▶ _TASK TO CARRY OUT_
Wherever a line below holds the word "Delete", copy that line.

Dataset items:
- - - -
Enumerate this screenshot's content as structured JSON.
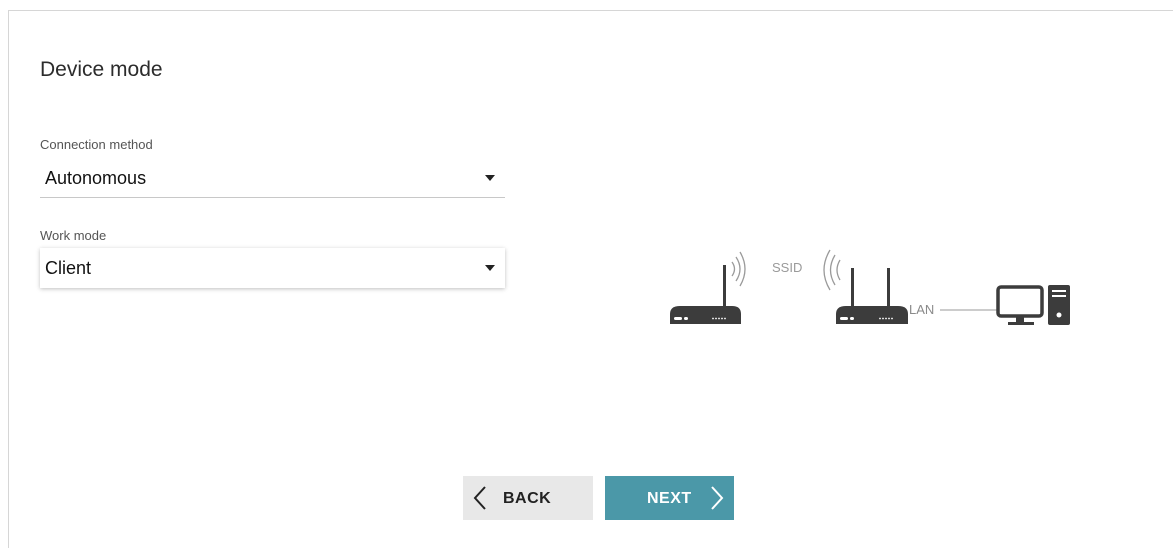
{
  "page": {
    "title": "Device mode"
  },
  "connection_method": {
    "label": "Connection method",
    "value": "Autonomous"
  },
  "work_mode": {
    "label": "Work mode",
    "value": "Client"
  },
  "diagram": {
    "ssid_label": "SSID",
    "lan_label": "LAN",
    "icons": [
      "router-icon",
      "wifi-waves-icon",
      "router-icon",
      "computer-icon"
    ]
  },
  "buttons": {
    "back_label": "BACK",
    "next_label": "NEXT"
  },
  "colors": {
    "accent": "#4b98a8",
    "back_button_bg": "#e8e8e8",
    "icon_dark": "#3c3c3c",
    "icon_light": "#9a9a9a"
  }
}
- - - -
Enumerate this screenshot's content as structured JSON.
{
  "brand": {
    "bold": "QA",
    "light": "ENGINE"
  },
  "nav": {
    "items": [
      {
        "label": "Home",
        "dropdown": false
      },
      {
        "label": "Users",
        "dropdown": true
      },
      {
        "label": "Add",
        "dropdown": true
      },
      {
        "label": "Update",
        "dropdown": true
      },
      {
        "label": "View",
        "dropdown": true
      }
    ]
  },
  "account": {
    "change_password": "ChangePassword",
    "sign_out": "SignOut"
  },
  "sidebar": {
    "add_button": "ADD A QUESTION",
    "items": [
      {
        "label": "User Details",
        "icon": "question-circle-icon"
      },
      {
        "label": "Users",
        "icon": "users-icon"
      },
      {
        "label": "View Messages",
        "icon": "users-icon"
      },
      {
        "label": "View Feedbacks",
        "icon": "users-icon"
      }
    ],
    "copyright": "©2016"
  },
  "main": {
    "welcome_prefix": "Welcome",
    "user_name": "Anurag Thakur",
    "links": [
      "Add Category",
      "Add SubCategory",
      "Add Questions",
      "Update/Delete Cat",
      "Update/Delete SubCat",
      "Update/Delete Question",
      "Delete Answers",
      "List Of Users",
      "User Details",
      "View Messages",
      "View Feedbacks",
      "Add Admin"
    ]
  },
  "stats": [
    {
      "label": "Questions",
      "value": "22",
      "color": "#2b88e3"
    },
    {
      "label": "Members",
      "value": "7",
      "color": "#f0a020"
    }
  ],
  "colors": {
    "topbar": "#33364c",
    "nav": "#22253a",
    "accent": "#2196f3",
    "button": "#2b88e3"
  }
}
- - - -
▶ _SOLUTION TO THIS PROBLEM_
      "Update/Delete Cat",
      "Update/Delete SubCat",
      "Update/Delete Question",
      "Delete Answers",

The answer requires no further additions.